However, other contracts will state that an employee is allowed a given number of days off each year plus bank holidays, meaning employers would have to foot the bill in these instances.
Pam Rogerson, HR director at ELAS, says: “The pressure is mounting for a feel-good factor holiday, but it’s the British workforce who will pay for the privilege.
“The British economy could be hit by up to £1.5bn for this additional holiday due to a loss in productivity, as businesses shut down operations for an extra day this year.
“If the Government does grant an extra holiday, to mark the baby’s christening for example, then employers can prepare for it by taking the time to carefully communicate the effects that this holiday will have on their staff.
“They must make it clear whether or not employees will lose a holiday day from their current entitlement and indeed whether the business will close on that day.”
Employers should also note that if no day off is granted, there could be a rise in unauthorised staff absences as people stay at home to celebrate the wetting of the baby’s head.
To help businesses prepare for this potential outcome, ELAS has put together a checklist for employers:
1. It is essential that businesses are clear with staff about the rules for having time off.
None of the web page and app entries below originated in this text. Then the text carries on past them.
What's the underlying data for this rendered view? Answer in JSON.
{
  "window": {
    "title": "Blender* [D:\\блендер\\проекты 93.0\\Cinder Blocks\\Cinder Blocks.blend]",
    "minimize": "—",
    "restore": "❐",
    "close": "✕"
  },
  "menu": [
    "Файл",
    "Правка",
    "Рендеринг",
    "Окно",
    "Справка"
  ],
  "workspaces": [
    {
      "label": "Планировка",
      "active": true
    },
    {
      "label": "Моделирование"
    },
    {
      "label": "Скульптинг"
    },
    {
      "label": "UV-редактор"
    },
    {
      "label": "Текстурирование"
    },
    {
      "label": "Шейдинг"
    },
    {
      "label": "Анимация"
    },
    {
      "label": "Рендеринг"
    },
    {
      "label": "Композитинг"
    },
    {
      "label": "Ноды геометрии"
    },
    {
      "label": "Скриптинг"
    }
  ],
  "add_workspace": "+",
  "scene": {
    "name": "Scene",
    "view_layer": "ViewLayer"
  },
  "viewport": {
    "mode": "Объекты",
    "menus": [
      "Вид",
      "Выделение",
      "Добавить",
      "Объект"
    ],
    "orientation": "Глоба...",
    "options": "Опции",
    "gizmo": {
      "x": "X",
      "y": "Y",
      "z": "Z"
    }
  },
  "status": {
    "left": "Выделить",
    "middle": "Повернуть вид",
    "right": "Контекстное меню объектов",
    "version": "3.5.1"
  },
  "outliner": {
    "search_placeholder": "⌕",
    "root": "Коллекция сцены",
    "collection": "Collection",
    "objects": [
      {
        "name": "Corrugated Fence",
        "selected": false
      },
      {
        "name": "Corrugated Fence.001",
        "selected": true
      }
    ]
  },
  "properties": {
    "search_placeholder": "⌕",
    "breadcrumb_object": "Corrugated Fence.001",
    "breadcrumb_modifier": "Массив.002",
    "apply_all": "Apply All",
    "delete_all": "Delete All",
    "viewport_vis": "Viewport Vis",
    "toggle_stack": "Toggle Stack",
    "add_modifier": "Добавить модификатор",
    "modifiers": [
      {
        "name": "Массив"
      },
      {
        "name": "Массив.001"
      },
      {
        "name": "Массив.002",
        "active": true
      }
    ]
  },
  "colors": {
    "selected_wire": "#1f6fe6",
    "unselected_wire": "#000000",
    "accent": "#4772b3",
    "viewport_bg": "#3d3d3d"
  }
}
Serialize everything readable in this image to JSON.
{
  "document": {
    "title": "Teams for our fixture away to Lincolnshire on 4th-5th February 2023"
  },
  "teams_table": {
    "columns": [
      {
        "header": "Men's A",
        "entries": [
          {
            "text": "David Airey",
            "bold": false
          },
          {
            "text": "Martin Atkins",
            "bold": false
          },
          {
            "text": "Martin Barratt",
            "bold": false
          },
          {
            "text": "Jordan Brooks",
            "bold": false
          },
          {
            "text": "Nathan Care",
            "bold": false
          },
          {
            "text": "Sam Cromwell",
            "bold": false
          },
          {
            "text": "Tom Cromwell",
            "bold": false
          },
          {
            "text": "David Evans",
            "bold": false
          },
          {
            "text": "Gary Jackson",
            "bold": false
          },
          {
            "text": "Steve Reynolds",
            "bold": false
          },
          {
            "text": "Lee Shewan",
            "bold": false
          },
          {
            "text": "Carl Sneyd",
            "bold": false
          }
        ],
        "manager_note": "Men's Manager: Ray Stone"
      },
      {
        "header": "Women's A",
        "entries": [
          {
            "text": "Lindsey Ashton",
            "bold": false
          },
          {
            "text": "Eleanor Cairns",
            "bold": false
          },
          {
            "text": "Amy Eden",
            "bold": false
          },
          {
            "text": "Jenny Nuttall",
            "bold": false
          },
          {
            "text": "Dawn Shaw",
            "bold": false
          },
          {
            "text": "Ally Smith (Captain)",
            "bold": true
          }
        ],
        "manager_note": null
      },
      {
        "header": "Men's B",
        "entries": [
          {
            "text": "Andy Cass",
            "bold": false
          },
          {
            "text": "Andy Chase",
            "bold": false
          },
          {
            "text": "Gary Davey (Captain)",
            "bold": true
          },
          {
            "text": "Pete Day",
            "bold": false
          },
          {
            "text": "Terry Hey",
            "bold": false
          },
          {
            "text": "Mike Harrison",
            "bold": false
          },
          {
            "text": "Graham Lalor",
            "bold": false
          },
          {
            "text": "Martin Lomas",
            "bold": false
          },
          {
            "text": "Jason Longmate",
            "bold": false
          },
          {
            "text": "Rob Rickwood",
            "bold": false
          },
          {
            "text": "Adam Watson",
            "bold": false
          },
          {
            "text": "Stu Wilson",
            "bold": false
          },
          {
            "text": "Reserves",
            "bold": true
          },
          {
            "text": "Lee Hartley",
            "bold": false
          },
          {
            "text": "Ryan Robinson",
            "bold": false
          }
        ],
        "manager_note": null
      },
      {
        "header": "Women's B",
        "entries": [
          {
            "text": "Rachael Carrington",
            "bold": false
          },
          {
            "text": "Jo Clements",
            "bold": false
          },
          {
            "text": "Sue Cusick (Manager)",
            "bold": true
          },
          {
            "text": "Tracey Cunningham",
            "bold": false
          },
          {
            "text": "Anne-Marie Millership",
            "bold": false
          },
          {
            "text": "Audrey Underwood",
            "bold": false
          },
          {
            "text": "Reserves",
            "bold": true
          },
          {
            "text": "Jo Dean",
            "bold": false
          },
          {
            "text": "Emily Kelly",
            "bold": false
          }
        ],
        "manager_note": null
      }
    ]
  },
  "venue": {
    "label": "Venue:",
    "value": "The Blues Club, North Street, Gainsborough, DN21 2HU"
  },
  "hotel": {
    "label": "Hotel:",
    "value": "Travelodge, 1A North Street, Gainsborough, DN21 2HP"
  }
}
Requests for annual leave should be decided on a first come, first served basis. Be sure to make staff aware of minimum notice periods for annual leave requests.
2. Consider looking at flexible working options. Allowing staff to work from home, or to work different hours, will help meet usual levels of productivity while staff are able to escape traffic jams or catch coverage of the event.
3. Reiterate your stance on absenteeism. Staff who are turned down for time off often have a knack of being ill when the requested day arrives. Make sure that staff members know the consequences of falsely taking sick leave.